→ **Work request**
Your answer must contain each line of the listing in which "username" appears, copied in full.

→ **Records shown**
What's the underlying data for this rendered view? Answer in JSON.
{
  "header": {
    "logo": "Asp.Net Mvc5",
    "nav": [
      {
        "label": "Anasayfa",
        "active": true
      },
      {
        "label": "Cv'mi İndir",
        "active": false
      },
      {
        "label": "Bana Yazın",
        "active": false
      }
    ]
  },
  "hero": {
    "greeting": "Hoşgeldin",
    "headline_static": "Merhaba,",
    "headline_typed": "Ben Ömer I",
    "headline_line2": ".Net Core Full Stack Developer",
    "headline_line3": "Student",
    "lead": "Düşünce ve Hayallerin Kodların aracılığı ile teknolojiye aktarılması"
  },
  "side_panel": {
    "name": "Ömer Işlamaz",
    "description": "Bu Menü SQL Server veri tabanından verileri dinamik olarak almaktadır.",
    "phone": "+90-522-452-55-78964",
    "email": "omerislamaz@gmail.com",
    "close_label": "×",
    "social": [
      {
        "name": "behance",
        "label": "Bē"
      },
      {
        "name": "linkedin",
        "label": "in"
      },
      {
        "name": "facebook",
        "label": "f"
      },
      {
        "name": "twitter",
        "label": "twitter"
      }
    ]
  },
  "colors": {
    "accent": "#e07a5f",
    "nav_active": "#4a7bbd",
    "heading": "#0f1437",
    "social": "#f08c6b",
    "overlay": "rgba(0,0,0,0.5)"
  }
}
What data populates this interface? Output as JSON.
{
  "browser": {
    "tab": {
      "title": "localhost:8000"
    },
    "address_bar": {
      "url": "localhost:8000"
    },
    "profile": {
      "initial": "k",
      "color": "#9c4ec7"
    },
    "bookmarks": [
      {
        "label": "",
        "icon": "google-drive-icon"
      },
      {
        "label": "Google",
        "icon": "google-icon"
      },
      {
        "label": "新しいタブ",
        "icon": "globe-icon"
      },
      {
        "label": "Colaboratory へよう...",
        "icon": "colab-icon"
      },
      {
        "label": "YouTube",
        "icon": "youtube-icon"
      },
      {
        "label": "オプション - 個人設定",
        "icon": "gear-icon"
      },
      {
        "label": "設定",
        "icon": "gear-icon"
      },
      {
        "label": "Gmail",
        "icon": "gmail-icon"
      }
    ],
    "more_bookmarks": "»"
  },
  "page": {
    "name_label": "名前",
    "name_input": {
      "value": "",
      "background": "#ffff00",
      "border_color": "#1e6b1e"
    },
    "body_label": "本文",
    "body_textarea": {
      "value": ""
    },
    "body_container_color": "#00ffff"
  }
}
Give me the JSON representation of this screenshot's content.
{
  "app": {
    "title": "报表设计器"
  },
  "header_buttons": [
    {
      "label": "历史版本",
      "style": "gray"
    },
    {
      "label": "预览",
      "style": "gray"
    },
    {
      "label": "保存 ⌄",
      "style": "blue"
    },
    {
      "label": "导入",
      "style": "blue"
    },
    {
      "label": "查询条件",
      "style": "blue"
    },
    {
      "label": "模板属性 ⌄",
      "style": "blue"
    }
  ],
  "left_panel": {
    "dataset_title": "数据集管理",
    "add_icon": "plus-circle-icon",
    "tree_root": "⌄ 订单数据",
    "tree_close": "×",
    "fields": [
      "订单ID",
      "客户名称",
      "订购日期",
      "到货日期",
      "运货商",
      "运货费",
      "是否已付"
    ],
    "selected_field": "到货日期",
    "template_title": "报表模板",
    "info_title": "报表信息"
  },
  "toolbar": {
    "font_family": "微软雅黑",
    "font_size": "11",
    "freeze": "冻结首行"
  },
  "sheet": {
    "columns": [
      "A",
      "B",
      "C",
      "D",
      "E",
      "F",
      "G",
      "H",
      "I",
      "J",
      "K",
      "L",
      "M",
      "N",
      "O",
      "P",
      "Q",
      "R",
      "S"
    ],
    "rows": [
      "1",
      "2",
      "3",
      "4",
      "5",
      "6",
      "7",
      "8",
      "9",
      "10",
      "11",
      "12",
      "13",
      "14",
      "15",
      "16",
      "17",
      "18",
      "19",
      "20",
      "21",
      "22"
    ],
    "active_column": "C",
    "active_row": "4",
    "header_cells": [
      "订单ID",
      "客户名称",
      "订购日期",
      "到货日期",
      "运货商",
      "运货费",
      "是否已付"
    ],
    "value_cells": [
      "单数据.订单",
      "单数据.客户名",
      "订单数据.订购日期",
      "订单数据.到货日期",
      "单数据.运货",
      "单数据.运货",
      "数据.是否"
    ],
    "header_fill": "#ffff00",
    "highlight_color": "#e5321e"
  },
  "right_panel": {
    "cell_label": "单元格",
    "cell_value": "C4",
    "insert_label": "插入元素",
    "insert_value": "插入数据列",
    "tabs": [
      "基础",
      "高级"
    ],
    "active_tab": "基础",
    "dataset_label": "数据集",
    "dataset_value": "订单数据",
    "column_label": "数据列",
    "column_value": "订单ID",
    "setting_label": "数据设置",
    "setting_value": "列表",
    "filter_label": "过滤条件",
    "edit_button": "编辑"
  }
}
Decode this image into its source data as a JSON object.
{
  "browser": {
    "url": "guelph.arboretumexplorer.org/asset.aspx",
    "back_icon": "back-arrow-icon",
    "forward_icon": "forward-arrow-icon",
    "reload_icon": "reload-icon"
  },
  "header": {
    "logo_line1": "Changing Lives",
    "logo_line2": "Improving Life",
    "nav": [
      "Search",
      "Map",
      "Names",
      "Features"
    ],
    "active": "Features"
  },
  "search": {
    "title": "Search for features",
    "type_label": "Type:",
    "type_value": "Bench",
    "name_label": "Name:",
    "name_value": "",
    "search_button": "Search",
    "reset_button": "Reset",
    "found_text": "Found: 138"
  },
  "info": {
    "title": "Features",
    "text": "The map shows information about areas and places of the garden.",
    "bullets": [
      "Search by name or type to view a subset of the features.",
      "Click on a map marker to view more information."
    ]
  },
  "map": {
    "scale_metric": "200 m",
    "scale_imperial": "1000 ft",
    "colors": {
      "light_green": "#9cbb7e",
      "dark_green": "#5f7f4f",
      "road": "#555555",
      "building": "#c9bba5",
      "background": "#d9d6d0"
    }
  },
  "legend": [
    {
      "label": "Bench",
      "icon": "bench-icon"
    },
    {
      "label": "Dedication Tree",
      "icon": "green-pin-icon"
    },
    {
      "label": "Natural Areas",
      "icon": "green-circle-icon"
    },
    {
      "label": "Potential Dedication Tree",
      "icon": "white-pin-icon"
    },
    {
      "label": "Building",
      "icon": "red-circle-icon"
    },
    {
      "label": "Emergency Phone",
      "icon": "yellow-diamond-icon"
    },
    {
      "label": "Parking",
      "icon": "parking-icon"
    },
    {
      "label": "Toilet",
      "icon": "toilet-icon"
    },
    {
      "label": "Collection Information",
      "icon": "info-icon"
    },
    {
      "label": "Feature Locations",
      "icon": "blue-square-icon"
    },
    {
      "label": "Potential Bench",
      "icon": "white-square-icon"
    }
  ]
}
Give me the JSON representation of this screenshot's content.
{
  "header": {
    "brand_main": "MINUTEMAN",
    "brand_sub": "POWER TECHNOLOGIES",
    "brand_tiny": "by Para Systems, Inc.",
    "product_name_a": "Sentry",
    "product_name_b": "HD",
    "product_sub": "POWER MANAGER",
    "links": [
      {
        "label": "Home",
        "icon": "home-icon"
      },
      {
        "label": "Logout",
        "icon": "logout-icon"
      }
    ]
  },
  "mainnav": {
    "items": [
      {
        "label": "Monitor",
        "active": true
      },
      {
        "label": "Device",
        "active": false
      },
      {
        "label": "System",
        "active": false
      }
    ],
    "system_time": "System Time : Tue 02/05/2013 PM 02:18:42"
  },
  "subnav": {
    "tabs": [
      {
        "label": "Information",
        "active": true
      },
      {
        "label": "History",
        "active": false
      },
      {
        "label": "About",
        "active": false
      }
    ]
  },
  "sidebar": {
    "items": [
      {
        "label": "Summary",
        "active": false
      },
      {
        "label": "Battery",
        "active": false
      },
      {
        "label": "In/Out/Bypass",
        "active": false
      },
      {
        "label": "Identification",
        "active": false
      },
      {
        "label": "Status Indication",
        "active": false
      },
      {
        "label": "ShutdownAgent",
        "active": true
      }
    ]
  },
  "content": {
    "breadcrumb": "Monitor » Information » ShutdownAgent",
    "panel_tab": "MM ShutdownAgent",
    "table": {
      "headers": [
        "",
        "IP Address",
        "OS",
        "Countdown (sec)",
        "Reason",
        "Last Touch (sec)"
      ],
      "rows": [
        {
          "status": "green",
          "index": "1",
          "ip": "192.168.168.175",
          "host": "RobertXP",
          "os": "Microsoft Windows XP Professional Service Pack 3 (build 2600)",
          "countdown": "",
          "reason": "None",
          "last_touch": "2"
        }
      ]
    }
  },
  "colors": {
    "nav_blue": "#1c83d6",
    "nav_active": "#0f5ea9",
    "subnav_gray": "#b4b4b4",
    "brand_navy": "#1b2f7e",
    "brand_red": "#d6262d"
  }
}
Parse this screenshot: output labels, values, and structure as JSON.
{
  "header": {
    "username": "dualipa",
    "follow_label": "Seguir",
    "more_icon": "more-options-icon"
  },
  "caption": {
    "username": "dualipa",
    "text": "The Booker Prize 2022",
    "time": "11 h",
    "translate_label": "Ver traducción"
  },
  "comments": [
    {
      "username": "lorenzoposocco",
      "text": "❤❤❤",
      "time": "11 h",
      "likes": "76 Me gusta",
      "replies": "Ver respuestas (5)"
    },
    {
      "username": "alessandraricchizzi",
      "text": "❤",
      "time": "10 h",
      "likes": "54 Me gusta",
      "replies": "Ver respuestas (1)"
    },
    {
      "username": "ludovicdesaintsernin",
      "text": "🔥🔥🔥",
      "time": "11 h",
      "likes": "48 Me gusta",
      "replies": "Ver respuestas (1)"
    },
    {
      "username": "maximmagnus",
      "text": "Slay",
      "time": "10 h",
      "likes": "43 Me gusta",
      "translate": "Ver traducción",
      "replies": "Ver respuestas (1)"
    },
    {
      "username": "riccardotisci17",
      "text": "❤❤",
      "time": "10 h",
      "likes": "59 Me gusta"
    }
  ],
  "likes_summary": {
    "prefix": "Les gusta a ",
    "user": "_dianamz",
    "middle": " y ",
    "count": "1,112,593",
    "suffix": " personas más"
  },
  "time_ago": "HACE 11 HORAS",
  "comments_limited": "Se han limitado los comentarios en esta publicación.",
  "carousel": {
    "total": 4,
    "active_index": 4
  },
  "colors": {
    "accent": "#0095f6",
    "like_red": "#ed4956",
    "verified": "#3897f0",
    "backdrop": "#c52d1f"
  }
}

→ **Answer to this exercise**
    "username": "dualipa",
    "username": "dualipa",
      "username": "lorenzoposocco",
      "username": "alessandraricchizzi",
      "username": "ludovicdesaintsernin",
      "username": "maximmagnus",
      "username": "riccardotisci17",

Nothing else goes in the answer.